The market rally came to a swift halt yesterday, as Coronavirus Pandemic fears and economic uncertainty reemerged. While there’s still fundamental strength in many key stocks, investors are beginning to see the reality of the economic decline. The Department of Labor announced yesterday that 1.5 million Americans filed for unemployment in the first week of June.
Over 44 million people have filed for unemployment since mid-March. This figure tracks those who file for the first time and doesn’t count those who were receiving unemployment benefits before the health crisis.
How Bad is the News?
The figure of 1.5 million is seasonally adjusted, so it’s as accurate a number that the government can provide. In addition, 706,000 people across 43 states filed for pandemic unemployment assistance.
While these are big numbers, the trend is still sloping downwards. Jobs were actually added to the economy last month, so some of the people who previously filed for unemployment are now working again.
The jobless claim figure, which counts people who receive unemployment benefits for two weeks in a row, dropped from 21.3 million to 20.9 million last week.
Unemployment, Congress May Continue to Offer Support
Lawmakers have injected more than $2 trillion into the worker economy during the Coronavirus Pandemic, with cash payouts and additional funding for unemployment benefits. The package is set to expire at the end of July, but it could be extended.
Democrats in the house are in support of extending the deadline with more funding, but there is some pushback on the other side of the spectrum. Key Republican lawmakers are concerned that more funding will deter people from finding jobs.
In 38 states, the unemployment benefit and $600 weekly pandemic payment boost is either equal to or more than the average weekly wage of those who lost their jobs.
It has been proposed that the additional $600 be removed from the benefits package.
Watch Stocks Carefully Over the Coming Days
The Federal Reserve isn’t confident that the economy is ready to recover, and it stated this week that it will keep interest rates near-zero until at least 2022. It has estimated that gross domestic product will decline to -6.5% this year, meaning that America will officially be in a recession.

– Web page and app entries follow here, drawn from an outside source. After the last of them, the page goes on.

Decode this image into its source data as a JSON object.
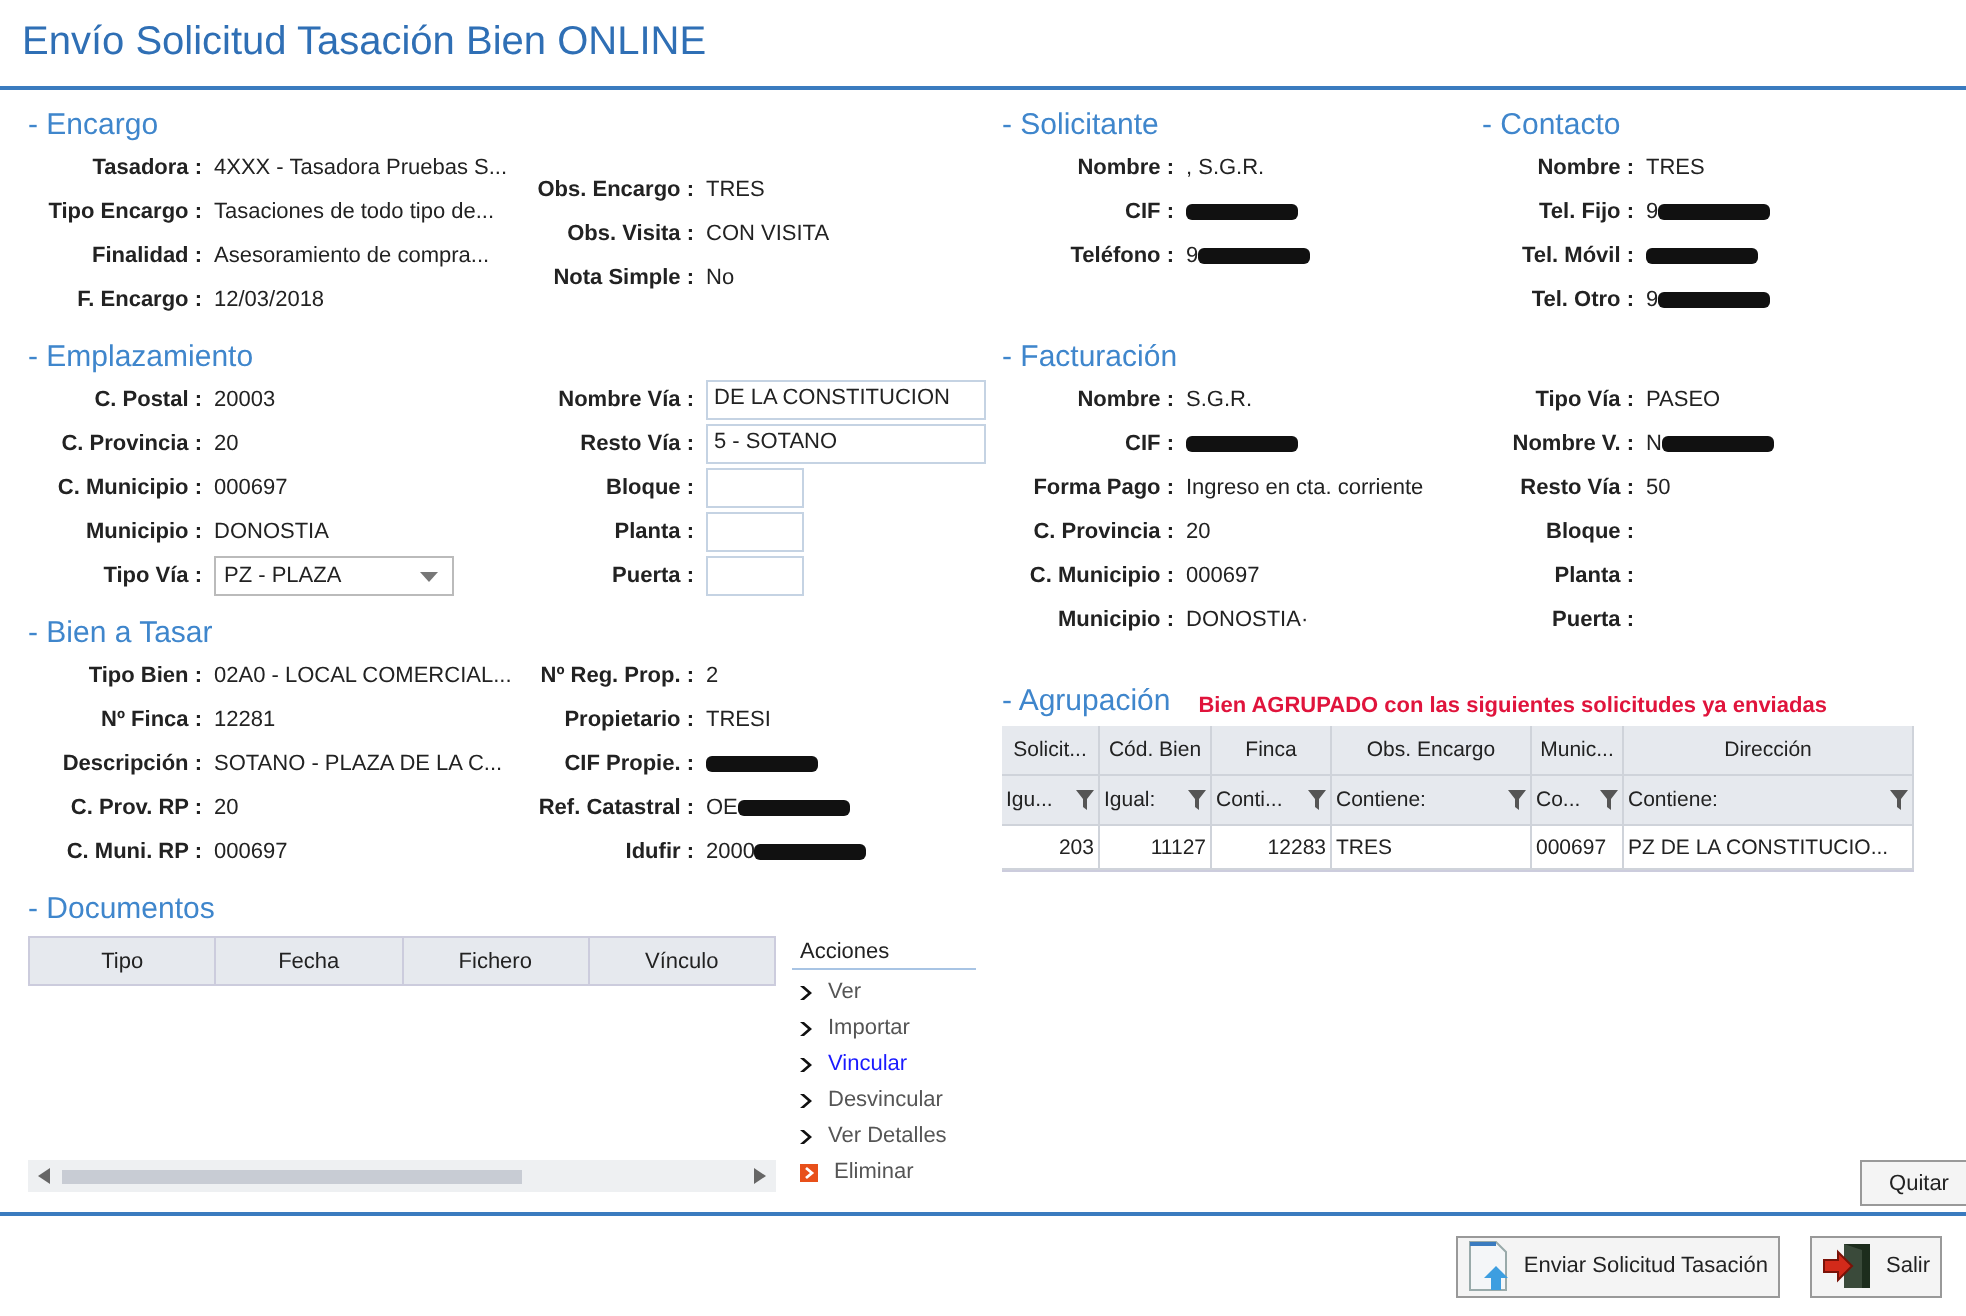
{
  "window": {
    "title": "Envío Solicitud Tasación Bien ONLINE"
  },
  "encargo": {
    "title": "- Encargo",
    "left": [
      {
        "label": "Tasadora :",
        "value": "4XXX - Tasadora Pruebas S..."
      },
      {
        "label": "Tipo Encargo :",
        "value": "Tasaciones de todo tipo de..."
      },
      {
        "label": "Finalidad :",
        "value": "Asesoramiento de compra..."
      },
      {
        "label": "F. Encargo :",
        "value": "12/03/2018"
      }
    ],
    "right": [
      {
        "label": "Obs. Encargo :",
        "value": "TRES"
      },
      {
        "label": "Obs. Visita :",
        "value": "CON VISITA"
      },
      {
        "label": "Nota Simple :",
        "value": "No"
      }
    ]
  },
  "emplazamiento": {
    "title": "- Emplazamiento",
    "left": [
      {
        "label": "C. Postal :",
        "value": "20003",
        "kind": "text"
      },
      {
        "label": "C. Provincia :",
        "value": "20",
        "kind": "text"
      },
      {
        "label": "C. Municipio :",
        "value": "000697",
        "kind": "text"
      },
      {
        "label": "Municipio :",
        "value": "DONOSTIA",
        "kind": "text"
      },
      {
        "label": "Tipo Vía :",
        "value": "PZ - PLAZA",
        "kind": "select"
      }
    ],
    "right": [
      {
        "label": "Nombre Vía :",
        "value": "DE LA CONSTITUCION",
        "kind": "input"
      },
      {
        "label": "Resto Vía :",
        "value": "5 - SOTANO",
        "kind": "input"
      },
      {
        "label": "Bloque :",
        "kind": "small-input"
      },
      {
        "label": "Planta :",
        "kind": "small-input"
      },
      {
        "label": "Puerta :",
        "kind": "small-input"
      }
    ]
  },
  "bien": {
    "title": "- Bien a Tasar",
    "left": [
      {
        "label": "Tipo Bien :",
        "value": "02A0 - LOCAL COMERCIAL..."
      },
      {
        "label": "Nº Finca :",
        "value": "12281"
      },
      {
        "label": "Descripción :",
        "value": "SOTANO - PLAZA DE LA C..."
      },
      {
        "label": "C. Prov. RP :",
        "value": "20"
      },
      {
        "label": "C. Muni. RP :",
        "value": "000697"
      }
    ],
    "right": [
      {
        "label": "Nº Reg. Prop. :",
        "value": "2"
      },
      {
        "label": "Propietario :",
        "value": "TRESI"
      },
      {
        "label": "CIF Propie. :",
        "redacted": true
      },
      {
        "label": "Ref. Catastral :",
        "value": "OE",
        "redacted": true
      },
      {
        "label": "Idufir :",
        "value": "2000",
        "redacted": true
      }
    ]
  },
  "documentos": {
    "title": "- Documentos",
    "columns": [
      "Tipo",
      "Fecha",
      "Fichero",
      "Vínculo"
    ],
    "actions_title": "Acciones",
    "actions": [
      {
        "label": "Ver",
        "kind": "action",
        "highlighted": false
      },
      {
        "label": "Importar",
        "kind": "action",
        "highlighted": false
      },
      {
        "label": "Vincular",
        "kind": "action",
        "highlighted": true
      },
      {
        "label": "Desvincular",
        "kind": "action",
        "highlighted": false
      },
      {
        "label": "Ver Detalles",
        "kind": "action",
        "highlighted": false
      },
      {
        "label": "Eliminar",
        "kind": "delete",
        "highlighted": false
      }
    ]
  },
  "solicitante": {
    "title": "- Solicitante",
    "fields": [
      {
        "label": "Nombre :",
        "value": ", S.G.R."
      },
      {
        "label": "CIF :",
        "redacted": true
      },
      {
        "label": "Teléfono :",
        "value": "9",
        "redacted": true
      }
    ]
  },
  "contacto": {
    "title": "- Contacto",
    "fields": [
      {
        "label": "Nombre :",
        "value": "TRES"
      },
      {
        "label": "Tel. Fijo :",
        "value": "9",
        "redacted": true
      },
      {
        "label": "Tel. Móvil :",
        "redacted": true
      },
      {
        "label": "Tel. Otro :",
        "value": "9",
        "redacted": true
      }
    ]
  },
  "facturacion": {
    "title": "- Facturación",
    "left": [
      {
        "label": "Nombre :",
        "value": "S.G.R."
      },
      {
        "label": "CIF :",
        "redacted": true
      },
      {
        "label": "Forma Pago :",
        "value": "Ingreso en cta. corriente"
      },
      {
        "label": "C. Provincia :",
        "value": "20"
      },
      {
        "label": "C. Municipio :",
        "value": "000697"
      },
      {
        "label": "Municipio :",
        "value": "DONOSTIA·"
      }
    ],
    "right": [
      {
        "label": "Tipo Vía :",
        "value": "PASEO"
      },
      {
        "label": "Nombre V. :",
        "value": "N",
        "redacted": true
      },
      {
        "label": "Resto Vía :",
        "value": "50"
      },
      {
        "label": "Bloque :"
      },
      {
        "label": "Planta :"
      },
      {
        "label": "Puerta :"
      }
    ]
  },
  "agrupacion": {
    "title": "- Agrupación",
    "note": "Bien AGRUPADO con las siguientes solicitudes ya enviadas",
    "columns": [
      {
        "header": "Solicit...",
        "filter": "Igu...",
        "numeric": true
      },
      {
        "header": "Cód. Bien",
        "filter": "Igual:",
        "numeric": true
      },
      {
        "header": "Finca",
        "filter": "Conti...",
        "numeric": true
      },
      {
        "header": "Obs. Encargo",
        "filter": "Contiene:",
        "numeric": false
      },
      {
        "header": "Munic...",
        "filter": "Co...",
        "numeric": false
      },
      {
        "header": "Dirección",
        "filter": "Contiene:",
        "numeric": false
      }
    ],
    "rows": [
      [
        "203",
        "11127",
        "12283",
        "TRES",
        "000697",
        "PZ DE LA CONSTITUCIO..."
      ]
    ],
    "remove_button": "Quitar"
  },
  "footer": {
    "buttons": [
      {
        "label": "Enviar Solicitud Tasación",
        "kind": "send"
      },
      {
        "label": "Salir",
        "kind": "exit"
      }
    ]
  }
}
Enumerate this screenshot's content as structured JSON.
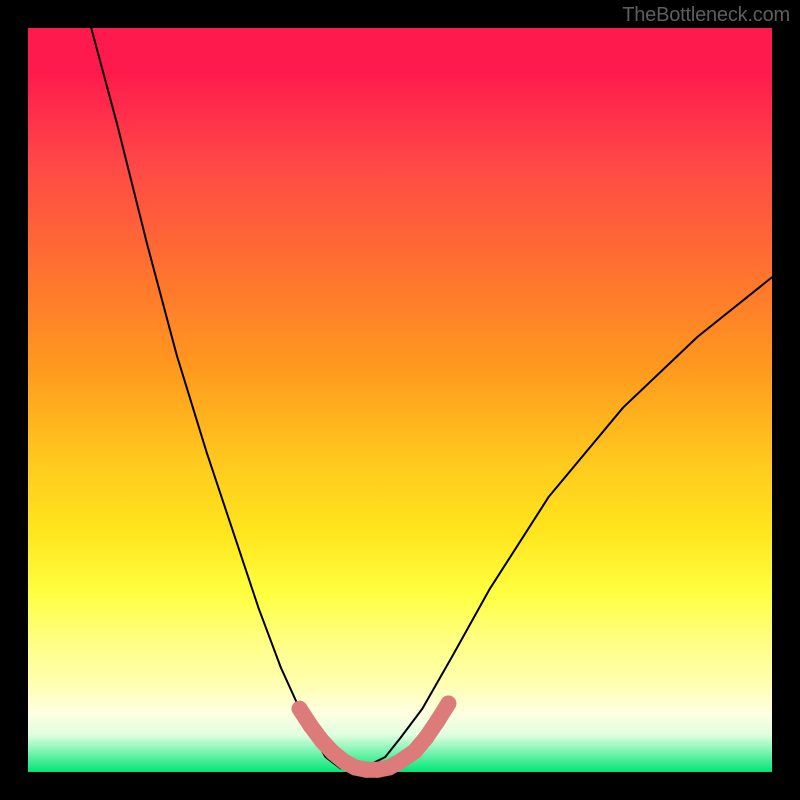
{
  "watermark": "TheBottleneck.com",
  "chart_data": {
    "type": "line",
    "title": "",
    "xlabel": "",
    "ylabel": "",
    "xlim": [
      0,
      1
    ],
    "ylim": [
      0,
      1
    ],
    "series": [
      {
        "name": "main-curve",
        "color": "#000000",
        "stroke": 2,
        "x": [
          0.085,
          0.12,
          0.16,
          0.2,
          0.24,
          0.28,
          0.31,
          0.34,
          0.365,
          0.385,
          0.4,
          0.42,
          0.45,
          0.48,
          0.5,
          0.53,
          0.57,
          0.62,
          0.7,
          0.8,
          0.9,
          1.0
        ],
        "y": [
          1.0,
          0.87,
          0.71,
          0.56,
          0.43,
          0.31,
          0.22,
          0.14,
          0.085,
          0.045,
          0.02,
          0.005,
          0.005,
          0.02,
          0.045,
          0.085,
          0.155,
          0.245,
          0.37,
          0.49,
          0.585,
          0.665
        ]
      },
      {
        "name": "marker-cluster",
        "color": "#dd7b7b",
        "stroke": 16,
        "x": [
          0.365,
          0.38,
          0.395,
          0.41,
          0.425,
          0.44,
          0.455,
          0.47,
          0.485,
          0.5,
          0.52,
          0.535,
          0.55,
          0.565
        ],
        "y": [
          0.085,
          0.062,
          0.042,
          0.026,
          0.014,
          0.006,
          0.003,
          0.003,
          0.006,
          0.014,
          0.028,
          0.046,
          0.068,
          0.092
        ]
      }
    ]
  }
}
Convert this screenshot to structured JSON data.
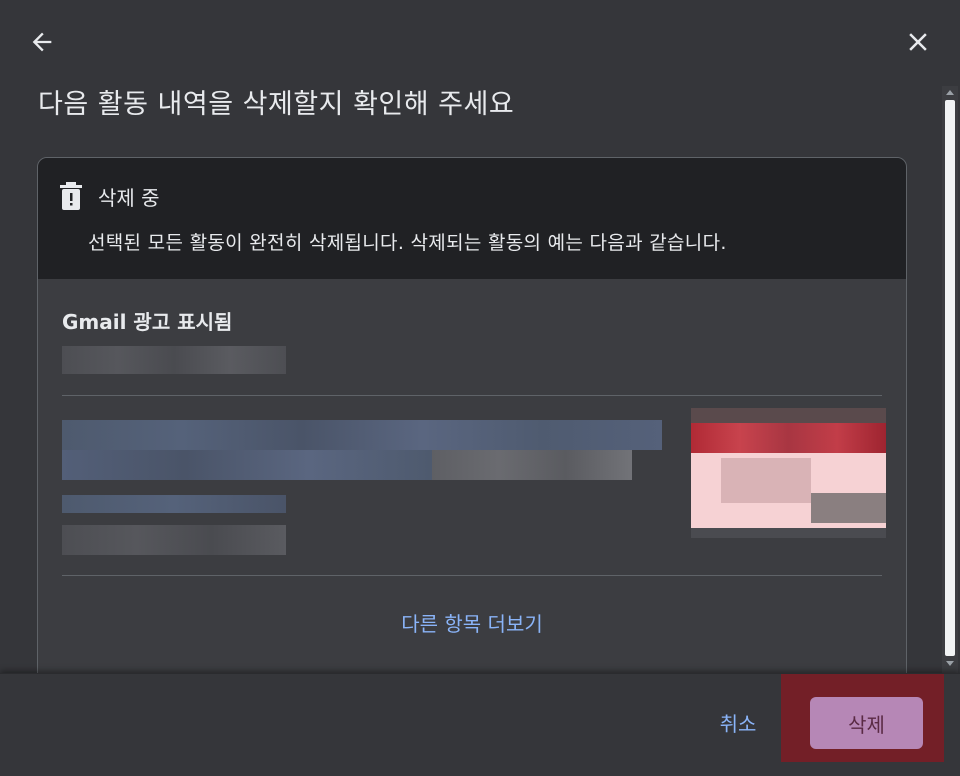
{
  "header": {
    "back_icon": "arrow-left-icon",
    "close_icon": "close-icon",
    "title": "다음 활동 내역을 삭제할지 확인해 주세요"
  },
  "notice": {
    "icon": "trash-icon",
    "title": "삭제 중",
    "description": "선택된 모든 활동이 완전히 삭제됩니다. 삭제되는 활동의 예는 다음과 같습니다."
  },
  "activity": {
    "section_title": "Gmail 광고 표시됨",
    "more_link": "다른 항목 더보기"
  },
  "footer": {
    "cancel_label": "취소",
    "delete_label": "삭제"
  },
  "colors": {
    "background": "#35363a",
    "card_header": "#202124",
    "link": "#8ab4f8",
    "delete_button": "#b687b6",
    "delete_highlight": "#731f27"
  }
}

All of this news is important because it will change the activity of large investors. Once the negatives are calculated into stock prices, the market is likely to stabilize. Watching for the lows and investing in stable high-growth companies can help to protect a portfolio during this uncertain time.
You may be interested
California Tightens Coronavirus RestrictionsAdam R - November 30, 2020
California is America’s largest single-state economy. If it were a nation, it would have the world’s fifth-largest economy. With a…
Millions of Passengers Flew on US Airlines This WeekBecky H - November 27, 2020
While the U.S. Airlines industry may still be months away from sustained recovery, the lead-up to Thanksgiving came with some…
France Implements Digital Services Tax for Tech CompaniesLamont J - November 26, 2020
U.S. tech giants will pay more tax in Europe, with a new French law requiring a digital services tax on…